Washington, D.C., February 26, 2019 |Congressmen Alan Lowenthal (CA-47) and Steve Chabot (OH-01) today introduced bipartisan legislation requiring the Trump Administration to review the preferential trade treatment that Cambodia receives from the United States.
The Cambodia Trade Act (CTA) would require the Administration to review Cambodia’s preferential trade status under which it is allowed exemptions or reductions to tariffs on goods it exports to the United States. However, the thirty-four-year regime of Prime Minister Hun Sen has been accused of serious labor and human rights violations, as well as actions to undermine the nation’s path toward democracy by attempts to abolish any political opposition or dissent.
“The regime of Hun Sen has steadily dismantled what was the burgeoning democracy of Southeast Asia,” Congressman Lowenthal said. “He has undermined the will of the people, subverted the promise of free and fair elections, and wielded power with the iron glove of a dictator. Intimidation, threats, violence, and even murder, are the tools of his regime.

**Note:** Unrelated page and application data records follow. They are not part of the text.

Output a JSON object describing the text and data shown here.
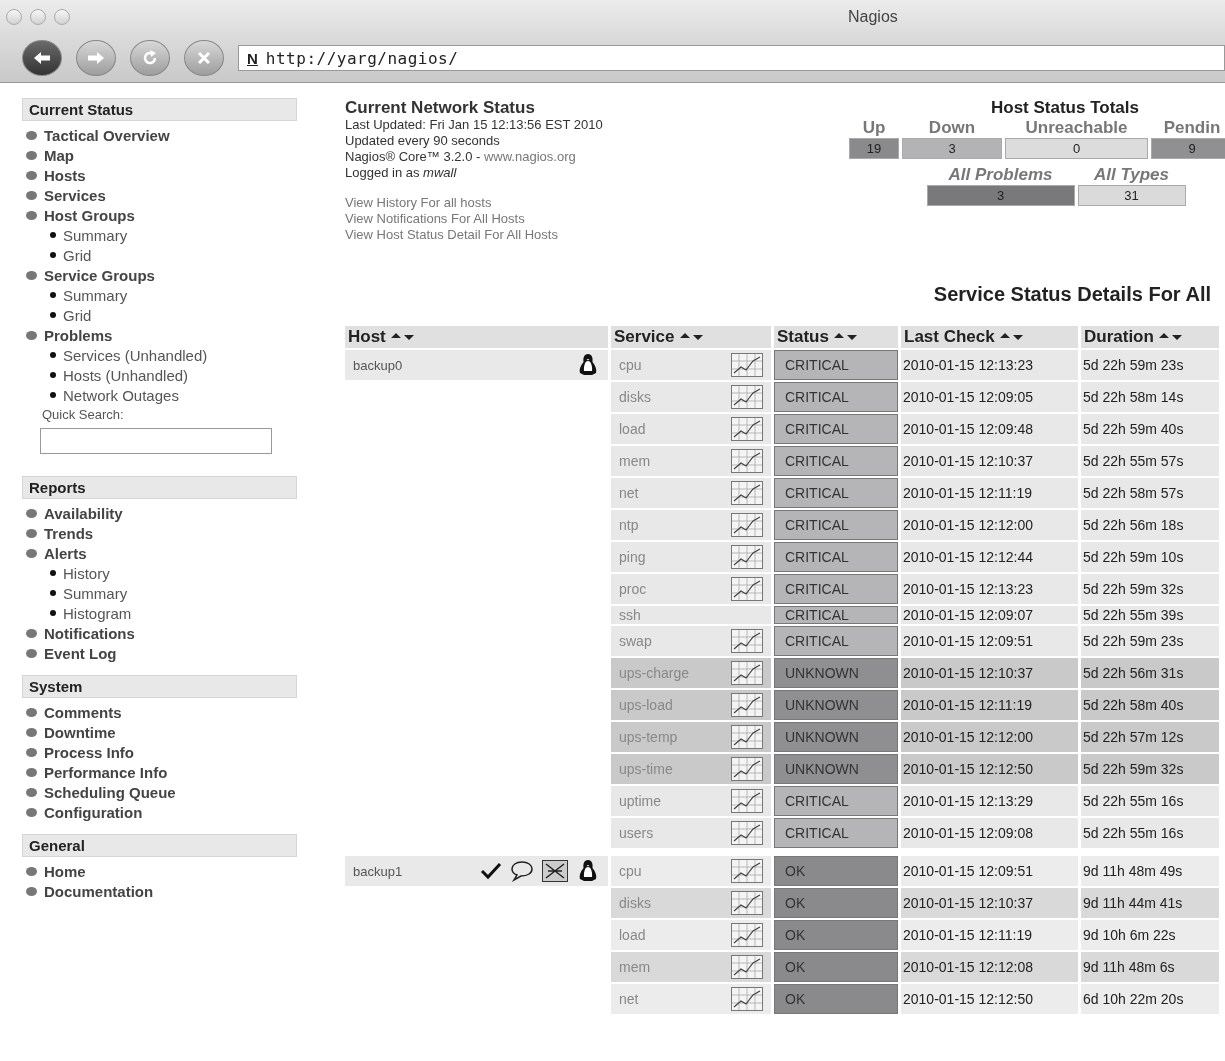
{
  "window": {
    "title": "Nagios",
    "url": "http://yarg/nagios/",
    "favicon": "N"
  },
  "sidebar": [
    {
      "title": "Current Status",
      "items": [
        {
          "label": "Tactical Overview"
        },
        {
          "label": "Map"
        },
        {
          "label": "Hosts"
        },
        {
          "label": "Services"
        },
        {
          "label": "Host Groups",
          "children": [
            {
              "label": "Summary"
            },
            {
              "label": "Grid"
            }
          ]
        },
        {
          "label": "Service Groups",
          "children": [
            {
              "label": "Summary"
            },
            {
              "label": "Grid"
            }
          ]
        },
        {
          "label": "Problems",
          "children": [
            {
              "label": "Services (Unhandled)"
            },
            {
              "label": "Hosts (Unhandled)"
            },
            {
              "label": "Network Outages"
            }
          ]
        }
      ],
      "search_label": "Quick Search:"
    },
    {
      "title": "Reports",
      "items": [
        {
          "label": "Availability"
        },
        {
          "label": "Trends"
        },
        {
          "label": "Alerts",
          "children": [
            {
              "label": "History"
            },
            {
              "label": "Summary"
            },
            {
              "label": "Histogram"
            }
          ]
        },
        {
          "label": "Notifications"
        },
        {
          "label": "Event Log"
        }
      ]
    },
    {
      "title": "System",
      "items": [
        {
          "label": "Comments"
        },
        {
          "label": "Downtime"
        },
        {
          "label": "Process Info"
        },
        {
          "label": "Performance Info"
        },
        {
          "label": "Scheduling Queue"
        },
        {
          "label": "Configuration"
        }
      ]
    },
    {
      "title": "General",
      "items": [
        {
          "label": "Home"
        },
        {
          "label": "Documentation"
        }
      ]
    }
  ],
  "status": {
    "title": "Current Network Status",
    "last_updated": "Last Updated: Fri Jan 15 12:13:56 EST 2010",
    "interval": "Updated every 90 seconds",
    "version": "Nagios® Core™ 3.2.0 - ",
    "version_link": "www.nagios.org",
    "logged_in": "Logged in as ",
    "user": "mwall",
    "links": [
      "View History For all hosts",
      "View Notifications For All Hosts",
      "View Host Status Detail For All Hosts"
    ]
  },
  "host_totals": {
    "title": "Host Status Totals",
    "cells": [
      {
        "label": "Up",
        "value": "19",
        "color": "#8a8a8c"
      },
      {
        "label": "Down",
        "value": "3",
        "color": "#b3b3b5"
      },
      {
        "label": "Unreachable",
        "value": "0",
        "color": "#dcdcdc"
      },
      {
        "label": "Pendin",
        "value": "9",
        "color": "#909092"
      }
    ],
    "summary": [
      {
        "label": "All Problems",
        "value": "3",
        "color": "#79797b"
      },
      {
        "label": "All Types",
        "value": "31",
        "color": "#dadada"
      }
    ]
  },
  "details_title": "Service Status Details For All",
  "columns": [
    "Host",
    "Service",
    "Status",
    "Last Check",
    "Duration"
  ],
  "hosts": [
    {
      "name": "backup0",
      "acknowledged": false,
      "comments": false,
      "notifications_disabled": false,
      "services": [
        {
          "name": "cpu",
          "graph": true,
          "status": "CRITICAL",
          "kind": "critical",
          "last_check": "2010-01-15 12:13:23",
          "duration": "5d 22h 59m 23s"
        },
        {
          "name": "disks",
          "graph": true,
          "status": "CRITICAL",
          "kind": "critical",
          "last_check": "2010-01-15 12:09:05",
          "duration": "5d 22h 58m 14s"
        },
        {
          "name": "load",
          "graph": true,
          "status": "CRITICAL",
          "kind": "critical",
          "last_check": "2010-01-15 12:09:48",
          "duration": "5d 22h 59m 40s"
        },
        {
          "name": "mem",
          "graph": true,
          "status": "CRITICAL",
          "kind": "critical",
          "last_check": "2010-01-15 12:10:37",
          "duration": "5d 22h 55m 57s"
        },
        {
          "name": "net",
          "graph": true,
          "status": "CRITICAL",
          "kind": "critical",
          "last_check": "2010-01-15 12:11:19",
          "duration": "5d 22h 58m 57s"
        },
        {
          "name": "ntp",
          "graph": true,
          "status": "CRITICAL",
          "kind": "critical",
          "last_check": "2010-01-15 12:12:00",
          "duration": "5d 22h 56m 18s"
        },
        {
          "name": "ping",
          "graph": true,
          "status": "CRITICAL",
          "kind": "critical",
          "last_check": "2010-01-15 12:12:44",
          "duration": "5d 22h 59m 10s"
        },
        {
          "name": "proc",
          "graph": true,
          "status": "CRITICAL",
          "kind": "critical",
          "last_check": "2010-01-15 12:13:23",
          "duration": "5d 22h 59m 32s"
        },
        {
          "name": "ssh",
          "graph": false,
          "status": "CRITICAL",
          "kind": "critical",
          "last_check": "2010-01-15 12:09:07",
          "duration": "5d 22h 55m 39s"
        },
        {
          "name": "swap",
          "graph": true,
          "status": "CRITICAL",
          "kind": "critical",
          "last_check": "2010-01-15 12:09:51",
          "duration": "5d 22h 59m 23s"
        },
        {
          "name": "ups-charge",
          "graph": true,
          "status": "UNKNOWN",
          "kind": "unknown",
          "last_check": "2010-01-15 12:10:37",
          "duration": "5d 22h 56m 31s"
        },
        {
          "name": "ups-load",
          "graph": true,
          "status": "UNKNOWN",
          "kind": "unknown",
          "last_check": "2010-01-15 12:11:19",
          "duration": "5d 22h 58m 40s"
        },
        {
          "name": "ups-temp",
          "graph": true,
          "status": "UNKNOWN",
          "kind": "unknown",
          "last_check": "2010-01-15 12:12:00",
          "duration": "5d 22h 57m 12s"
        },
        {
          "name": "ups-time",
          "graph": true,
          "status": "UNKNOWN",
          "kind": "unknown",
          "last_check": "2010-01-15 12:12:50",
          "duration": "5d 22h 59m 32s"
        },
        {
          "name": "uptime",
          "graph": true,
          "status": "CRITICAL",
          "kind": "critical",
          "last_check": "2010-01-15 12:13:29",
          "duration": "5d 22h 55m 16s"
        },
        {
          "name": "users",
          "graph": true,
          "status": "CRITICAL",
          "kind": "critical",
          "last_check": "2010-01-15 12:09:08",
          "duration": "5d 22h 55m 16s"
        }
      ]
    },
    {
      "name": "backup1",
      "acknowledged": true,
      "comments": true,
      "notifications_disabled": true,
      "services": [
        {
          "name": "cpu",
          "graph": true,
          "status": "OK",
          "kind": "ok",
          "last_check": "2010-01-15 12:09:51",
          "duration": "9d 11h 48m 49s"
        },
        {
          "name": "disks",
          "graph": true,
          "status": "OK",
          "kind": "ok",
          "last_check": "2010-01-15 12:10:37",
          "duration": "9d 11h 44m 41s"
        },
        {
          "name": "load",
          "graph": true,
          "status": "OK",
          "kind": "ok",
          "last_check": "2010-01-15 12:11:19",
          "duration": "9d 10h 6m 22s"
        },
        {
          "name": "mem",
          "graph": true,
          "status": "OK",
          "kind": "ok",
          "last_check": "2010-01-15 12:12:08",
          "duration": "9d 11h 48m 6s"
        },
        {
          "name": "net",
          "graph": true,
          "status": "OK",
          "kind": "ok",
          "last_check": "2010-01-15 12:12:50",
          "duration": "6d 10h 22m 20s"
        }
      ]
    }
  ]
}
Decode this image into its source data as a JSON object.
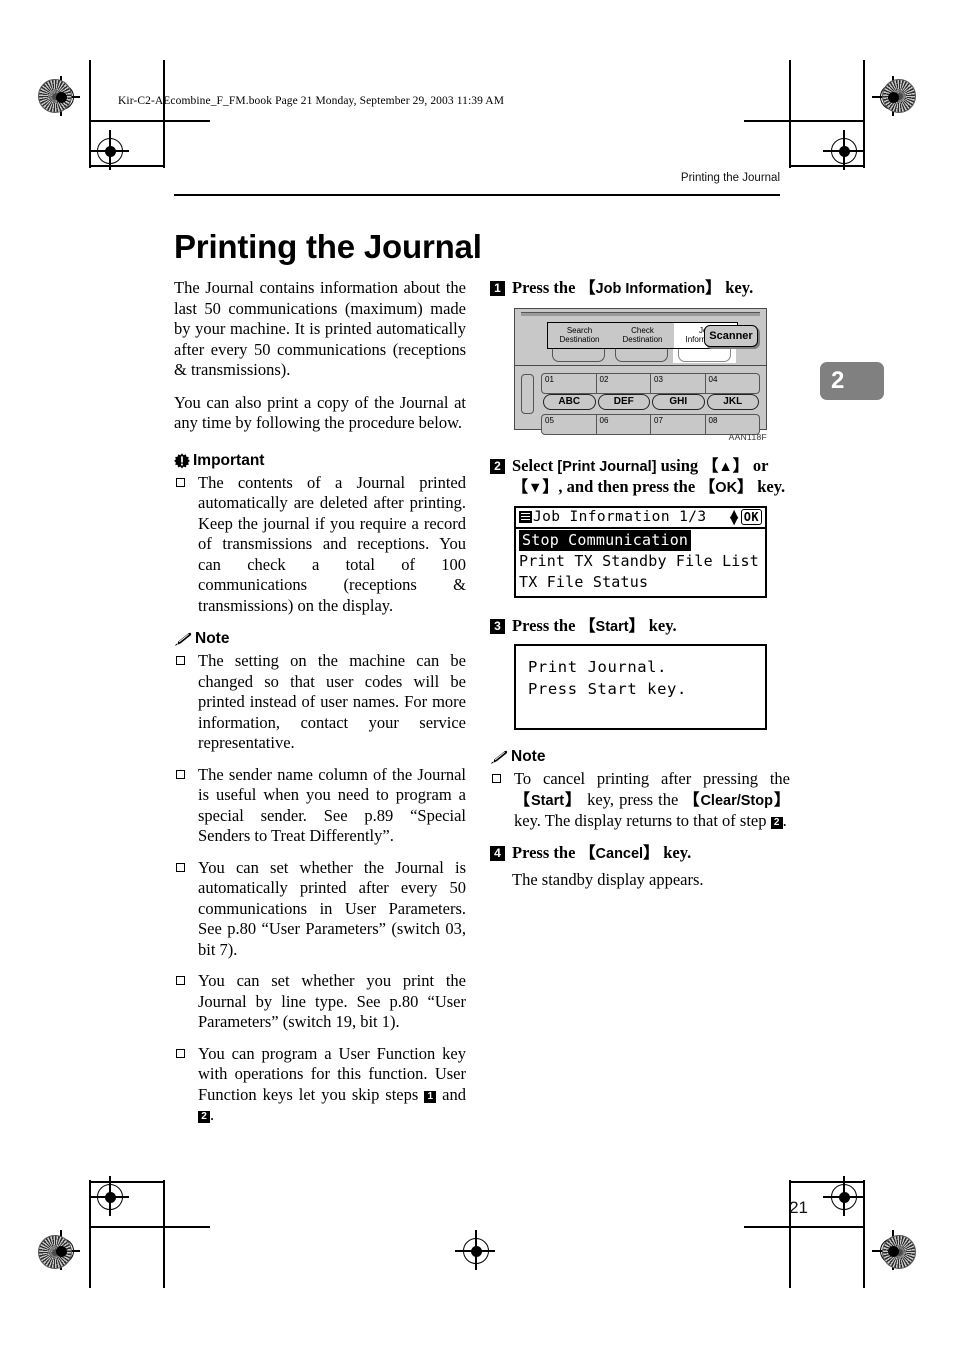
{
  "file_banner": "Kir-C2-AEcombine_F_FM.book  Page 21  Monday, September 29, 2003  11:39 AM",
  "running_head": "Printing the Journal",
  "page_title": "Printing the Journal",
  "chapter_tab": "2",
  "page_number": "21",
  "left_column": {
    "intro_paragraphs": [
      "The Journal contains information about the last 50 communications (maximum) made by your machine. It is printed automatically after every 50 communications (receptions & transmissions).",
      "You can also print a copy of the Journal at any time by following the procedure below."
    ],
    "important": {
      "heading": "Important",
      "icon": "important-icon",
      "items": [
        "The contents of a Journal printed automatically are deleted after printing. Keep the journal if you require a record of transmissions and receptions. You can check a total of 100 communications (receptions & transmissions) on the display."
      ]
    },
    "note": {
      "heading": "Note",
      "icon": "pencil-icon",
      "items": [
        "The setting on the machine can be changed so that user codes will be printed instead of user names. For more information, contact your service representative.",
        "The sender name column of the Journal is useful when you need to program a special sender. See p.89 “Special Senders to Treat Differently”.",
        "You can set whether the Journal is automatically printed after every 50 communications in User Parameters. See p.80 “User Parameters” (switch 03, bit 7).",
        "You can set whether you print the Journal by line type. See p.80 “User Parameters” (switch 19, bit 1)."
      ],
      "last_item_parts": {
        "a": "You can program a User Function key with operations for this function. User Function keys let you skip steps ",
        "num1": "1",
        "b": " and ",
        "num2": "2",
        "c": "."
      }
    }
  },
  "right_column": {
    "step1": {
      "number": "1",
      "text_before": "Press the ",
      "key_label": "Job Information",
      "text_after": " key."
    },
    "panel_figure": {
      "name": "operation-panel-figure",
      "tabs": [
        {
          "line1": "Search",
          "line2": "Destination",
          "selected": false
        },
        {
          "line1": "Check",
          "line2": "Destination",
          "selected": false
        },
        {
          "line1": "Job",
          "line2": "Information",
          "selected": true
        }
      ],
      "scanner_key": "Scanner",
      "number_keys_row1": [
        "01",
        "02",
        "03",
        "04"
      ],
      "letter_keys": [
        "ABC",
        "DEF",
        "GHI",
        "JKL"
      ],
      "number_keys_row2": [
        "05",
        "06",
        "07",
        "08"
      ],
      "figure_code": "AAN118F"
    },
    "step2": {
      "number": "2",
      "t1": "Select ",
      "bracket_item": "[Print Journal]",
      "t2": " using ",
      "key_up": "▲",
      "t3": " or ",
      "key_down": "▼",
      "t4": ", and then press the ",
      "key_ok": "OK",
      "t5": " key."
    },
    "lcd_menu": {
      "name": "job-information-lcd",
      "title": "Job Information 1/3",
      "ok_label": "OK",
      "items": [
        {
          "label": "Stop Communication",
          "selected": true
        },
        {
          "label": "Print TX Standby File List",
          "selected": false
        },
        {
          "label": "TX File Status",
          "selected": false
        }
      ]
    },
    "step3": {
      "number": "3",
      "text_before": "Press the ",
      "key_label": "Start",
      "text_after": " key."
    },
    "lcd_message": {
      "name": "print-journal-lcd",
      "lines": [
        "Print Journal.",
        "Press Start key."
      ]
    },
    "note": {
      "heading": "Note",
      "icon": "pencil-icon",
      "item": {
        "t1": "To cancel printing after pressing the ",
        "key_start": "Start",
        "t2": " key, press the ",
        "key_clear_stop": "Clear/Stop",
        "t3": " key. The display returns to that of step ",
        "step_ref": "2",
        "t4": "."
      }
    },
    "step4": {
      "number": "4",
      "text_before": "Press the ",
      "key_label": "Cancel",
      "text_after": " key.",
      "body": "The standby display appears."
    }
  }
}
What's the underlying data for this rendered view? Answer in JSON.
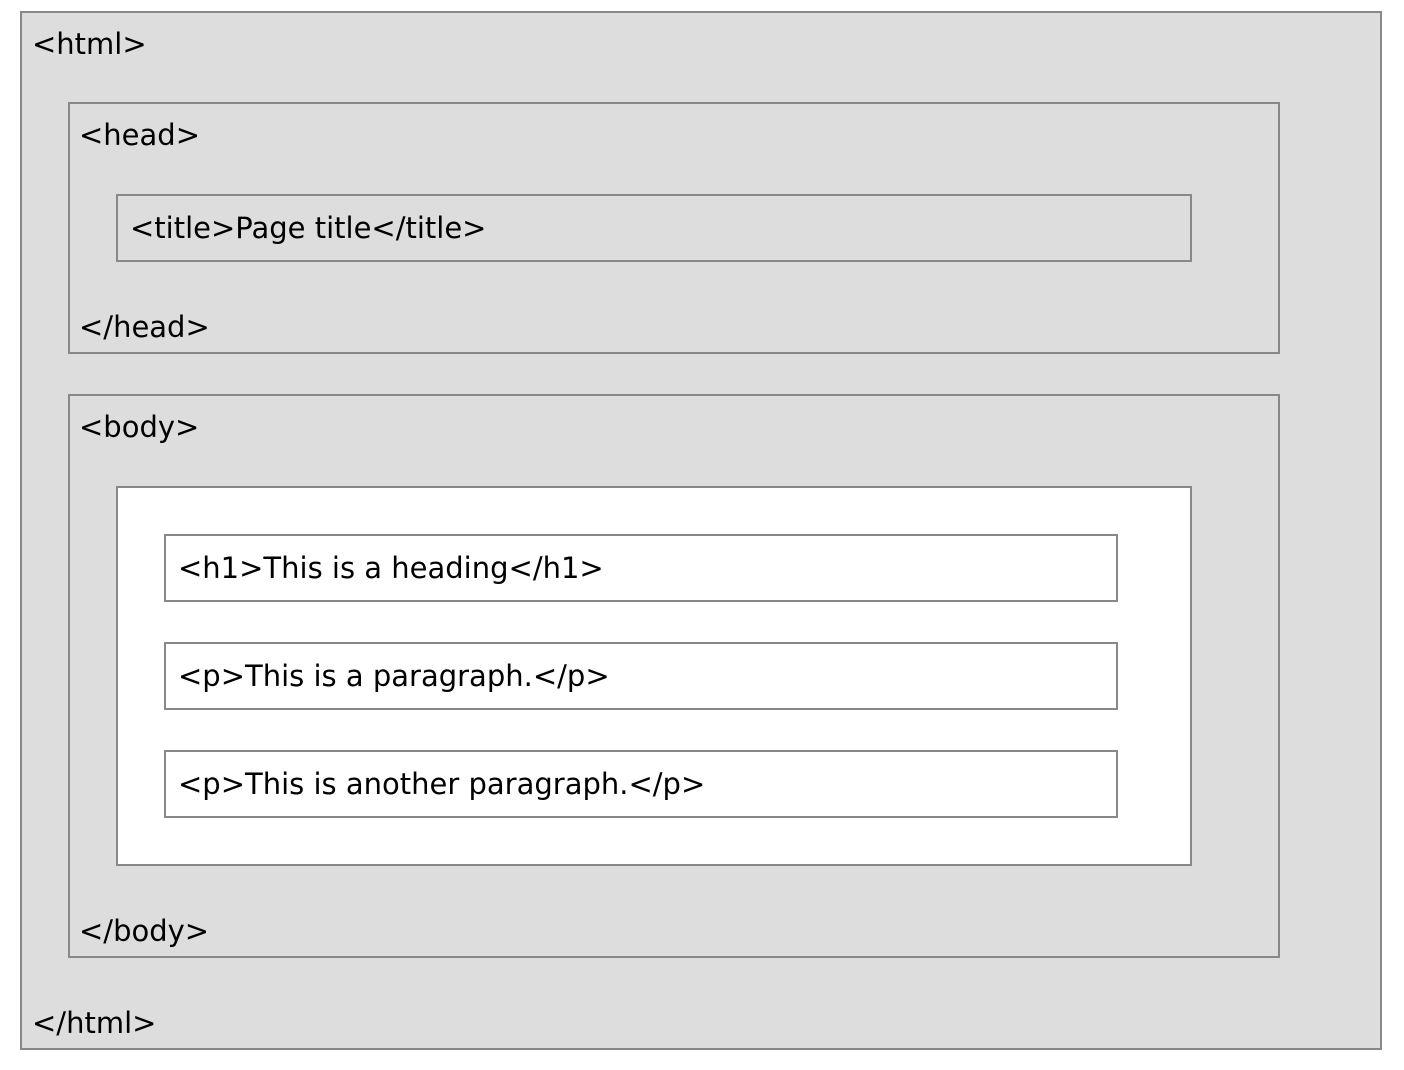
{
  "html": {
    "open": "<html>",
    "close": "</html>",
    "head": {
      "open": "<head>",
      "close": "</head>",
      "title": "<title>Page title</title>"
    },
    "body": {
      "open": "<body>",
      "close": "</body>",
      "elements": [
        "<h1>This is a heading</h1>",
        "<p>This is a paragraph.</p>",
        "<p>This is another paragraph.</p>"
      ]
    }
  },
  "colors": {
    "container_fill": "#dddddd",
    "content_fill": "#ffffff",
    "border": "#888888"
  }
}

He and his regime must pay a price for their role in destroying the rule of law and violating the basic freedoms of the Cambodian people.”
The CTA would also require the Trump Administration to use the findings of the review to reach a decision on whether Cambodia’s preferential trade privileges should be withdrawn, suspended, or limited.
“As I have said repeatedly in the past, Prime Minister Hun Sen must be held accountable for uprooting democracy in Cambodia,” Congressman Chabot said. “Cambodia continues to receive preferential trade status when dealing with the United States while he continues to trample on the rights of his people. In light of his actions, it is time for us to reevaluate this special treatment.”
Cambodia currently receives preferential trade treatment under the General System of Preferences (GSP). Under the GSP program, specific products from recognized developing countries can enter the United States duty-free. Cambodia received the preferential status in 1997 and Cambodia currently exports more than $180 million a year in goods to the U.S. duty-free under the program. The U.S. last renewed Cambodia’s GSP status in April 2018.
Last month, Senators Ted Cruz (TX) and Chris Coons (DE) introduced identical legislation in the Senate.
The European Union, citing human rights violations by Hun Sen’s regime, has also begun a process to suspend their own preferential trading status granted to Cambodia.